A number of different gas compositions can be used to form the silica-silicon nitride glass, some of these are listed below:
1. SiH4 +NO+N2 +NH3
2. siCl4 +NO+N2 +NH3
3. si2 OCl6 +NO+N2 +NH3
4. siH4 +N2 O+NH3 +N2
5. siCl4 +N2 O+NH3 +N2
6. si2 OCl6 +N2 O+NH3 +N2
7. siH4 +CO2 +NH3 +N2
8. siCl4 +CO2 +NH3 +N2
9. si2 OCl6 +CO2 +NH3 +N2
10. si (NR1 R2)x (OR3)4-x +NH3 +N2 where R1, R2 and R3 are organic radicals
When the dielectric optical waveguide is formed by drawing it has a core consisting of a silica-silicon nitride glass and a cladding of pure silica. By varying the percentage of silicon nitride in the glass, the refractive index of the core can be adjusted to have the right value.

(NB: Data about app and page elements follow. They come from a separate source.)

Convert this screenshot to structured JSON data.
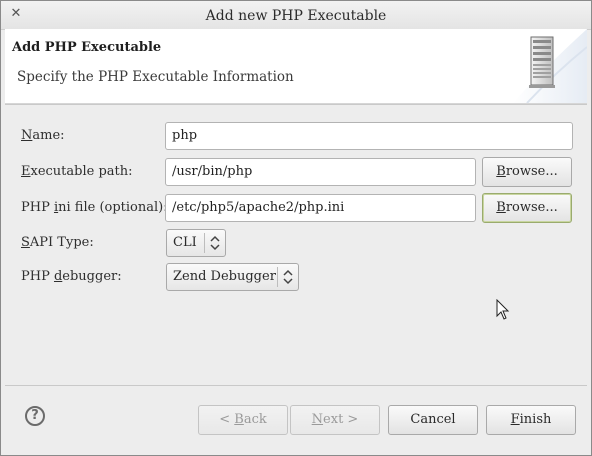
{
  "window": {
    "title": "Add new PHP Executable"
  },
  "banner": {
    "title": "Add PHP Executable",
    "subtitle": "Specify the PHP Executable Information"
  },
  "form": {
    "name": {
      "label_mnemonic": "N",
      "label_rest": "ame:",
      "value": "php"
    },
    "exec_path": {
      "label_mnemonic": "E",
      "label_rest": "xecutable path:",
      "value": "/usr/bin/php"
    },
    "ini_file": {
      "label_pre": "PHP ",
      "label_mnemonic": "i",
      "label_rest": "ni file (optional):",
      "value": "/etc/php5/apache2/php.ini"
    },
    "sapi": {
      "label_mnemonic": "S",
      "label_rest": "API Type:",
      "value": "CLI"
    },
    "debugger": {
      "label_pre": "PHP ",
      "label_mnemonic": "d",
      "label_rest": "ebugger:",
      "value": "Zend Debugger"
    },
    "browse": {
      "mnemonic": "B",
      "rest": "rowse..."
    }
  },
  "buttons": {
    "back": {
      "pre": "< ",
      "mnemonic": "B",
      "rest": "ack"
    },
    "next": {
      "mnemonic": "N",
      "rest": "ext >"
    },
    "cancel": "Cancel",
    "finish": {
      "mnemonic": "F",
      "rest": "inish"
    }
  },
  "help": "?",
  "icons": {
    "close": "close-icon",
    "server": "server-icon",
    "help": "help-icon",
    "cursor": "mouse-pointer-icon",
    "updown": "up-down-arrows-icon"
  },
  "colors": {
    "focus_border": "#9aab6e",
    "banner_bg": "#ffffff",
    "dialog_bg": "#ededed"
  }
}
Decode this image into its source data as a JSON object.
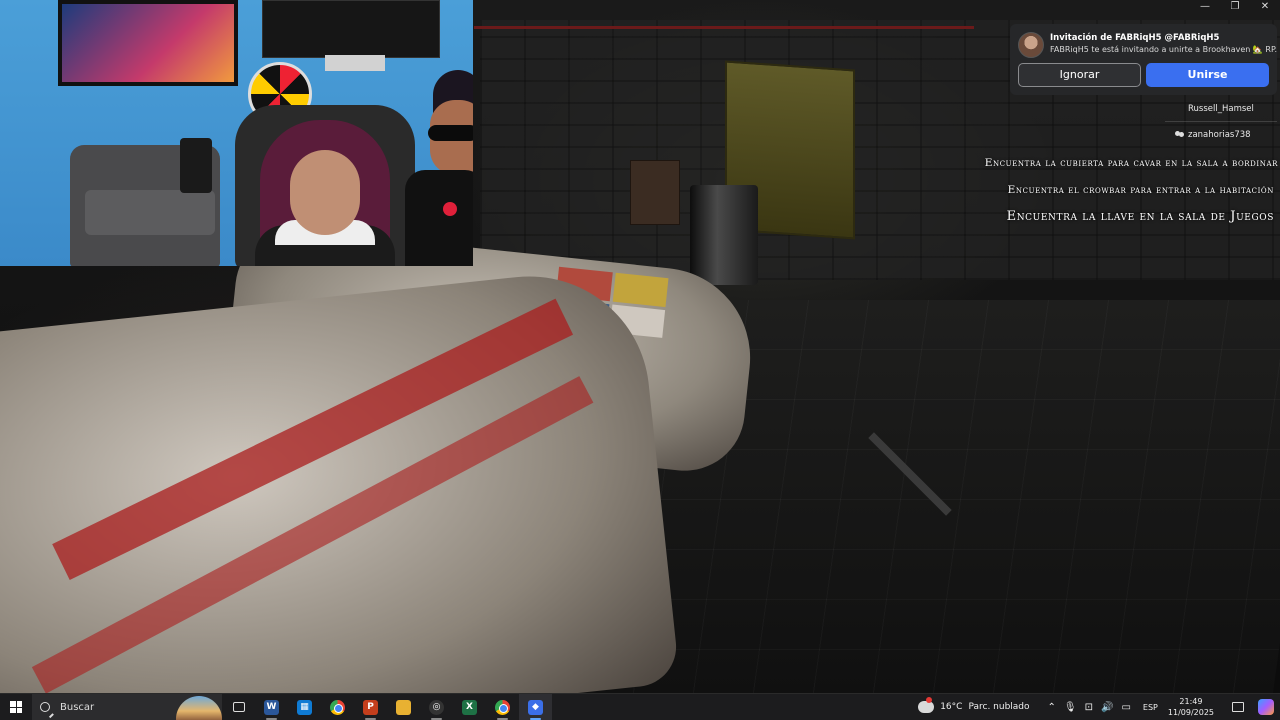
{
  "window_controls": {
    "minimize": "—",
    "restore": "❐",
    "close": "✕"
  },
  "invite": {
    "title": "Invitación de FABRiqH5 @FABRiqH5",
    "message": "FABRiqH5 te está invitando a unirte a Brookhaven 🏡 RP.",
    "ignore_label": "Ignorar",
    "join_label": "Unirse"
  },
  "players": [
    {
      "name": "Russell_Hamsel"
    },
    {
      "name": "zanahorias738",
      "friend": true
    }
  ],
  "objectives": [
    "Encuentra la cubierta para cavar en la sala a bordinar",
    "Encuentra el crowbar para entrar a la habitación",
    "Encuentra la llave en la sala de Juegos"
  ],
  "taskbar": {
    "search_placeholder": "Buscar",
    "apps": [
      {
        "icon": "task-view-icon"
      },
      {
        "icon": "word-icon",
        "glyph": "W",
        "color": "#2b579a"
      },
      {
        "icon": "microsoft-store-icon",
        "glyph": "▦",
        "color": "#0f7bd4"
      },
      {
        "icon": "chrome-icon"
      },
      {
        "icon": "powerpoint-icon",
        "glyph": "P",
        "color": "#c43e1c"
      },
      {
        "icon": "file-explorer-icon",
        "glyph": "▬",
        "color": "#e8b132"
      },
      {
        "icon": "obs-icon",
        "glyph": "◎",
        "color": "#333333"
      },
      {
        "icon": "excel-icon",
        "glyph": "X",
        "color": "#1e7145"
      },
      {
        "icon": "chrome-profile-icon"
      },
      {
        "icon": "roblox-icon",
        "glyph": "◆",
        "color": "#3b6fe8"
      }
    ],
    "weather": {
      "temperature": "16°C",
      "condition": "Parc. nublado"
    },
    "language": "ESP",
    "time": "21:49",
    "date": "11/09/2025"
  }
}
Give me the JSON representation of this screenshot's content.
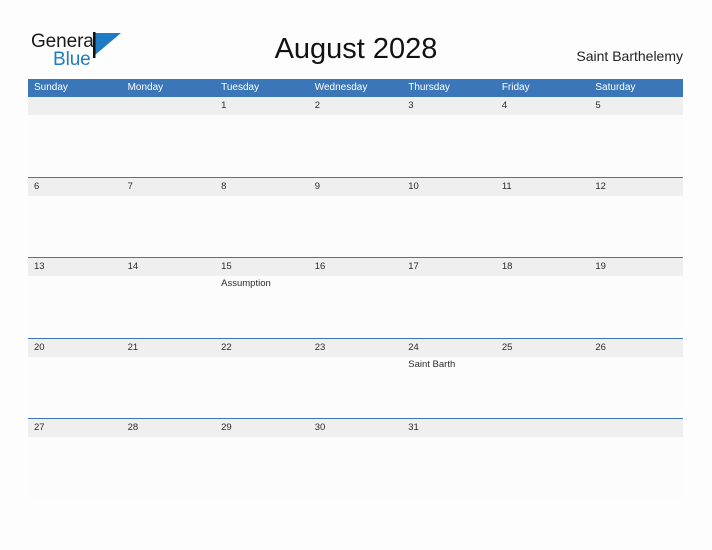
{
  "brand": {
    "name_part1": "General",
    "name_part2": "Blue",
    "flag_color": "#1f7cc4"
  },
  "header": {
    "title": "August 2028",
    "location": "Saint Barthelemy"
  },
  "theme": {
    "header_blue": "#3b77b8",
    "strip_gray": "#efefef",
    "cell_white": "#fcfcfc",
    "text_dark": "#2b2b2b"
  },
  "calendar": {
    "weekdays": [
      "Sunday",
      "Monday",
      "Tuesday",
      "Wednesday",
      "Thursday",
      "Friday",
      "Saturday"
    ],
    "weeks": [
      [
        {
          "day": "",
          "event": ""
        },
        {
          "day": "",
          "event": ""
        },
        {
          "day": "1",
          "event": ""
        },
        {
          "day": "2",
          "event": ""
        },
        {
          "day": "3",
          "event": ""
        },
        {
          "day": "4",
          "event": ""
        },
        {
          "day": "5",
          "event": ""
        }
      ],
      [
        {
          "day": "6",
          "event": ""
        },
        {
          "day": "7",
          "event": ""
        },
        {
          "day": "8",
          "event": ""
        },
        {
          "day": "9",
          "event": ""
        },
        {
          "day": "10",
          "event": ""
        },
        {
          "day": "11",
          "event": ""
        },
        {
          "day": "12",
          "event": ""
        }
      ],
      [
        {
          "day": "13",
          "event": ""
        },
        {
          "day": "14",
          "event": ""
        },
        {
          "day": "15",
          "event": "Assumption"
        },
        {
          "day": "16",
          "event": ""
        },
        {
          "day": "17",
          "event": ""
        },
        {
          "day": "18",
          "event": ""
        },
        {
          "day": "19",
          "event": ""
        }
      ],
      [
        {
          "day": "20",
          "event": ""
        },
        {
          "day": "21",
          "event": ""
        },
        {
          "day": "22",
          "event": ""
        },
        {
          "day": "23",
          "event": ""
        },
        {
          "day": "24",
          "event": "Saint Barth"
        },
        {
          "day": "25",
          "event": ""
        },
        {
          "day": "26",
          "event": ""
        }
      ],
      [
        {
          "day": "27",
          "event": ""
        },
        {
          "day": "28",
          "event": ""
        },
        {
          "day": "29",
          "event": ""
        },
        {
          "day": "30",
          "event": ""
        },
        {
          "day": "31",
          "event": ""
        },
        {
          "day": "",
          "event": ""
        },
        {
          "day": "",
          "event": ""
        }
      ]
    ]
  }
}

Silica-silicon nitride glasses can be made to have any refractive index in the range 1.5 to 2 by varying the percentage of silica present from nearly 100% to 0. FIG. 3 shows the refractive index variation for the vapour deposited films. After the silica layer has been formed on the inside of the tube 2, the composition of the interior layer of glass can be continuously varied by continuously varying the quantity of nitrogen containing compound in the gas flow. This results in the drawn fibre having no sharp boundary between the core and the cladding, but a continuously varying refractive index from the cladding region into the core.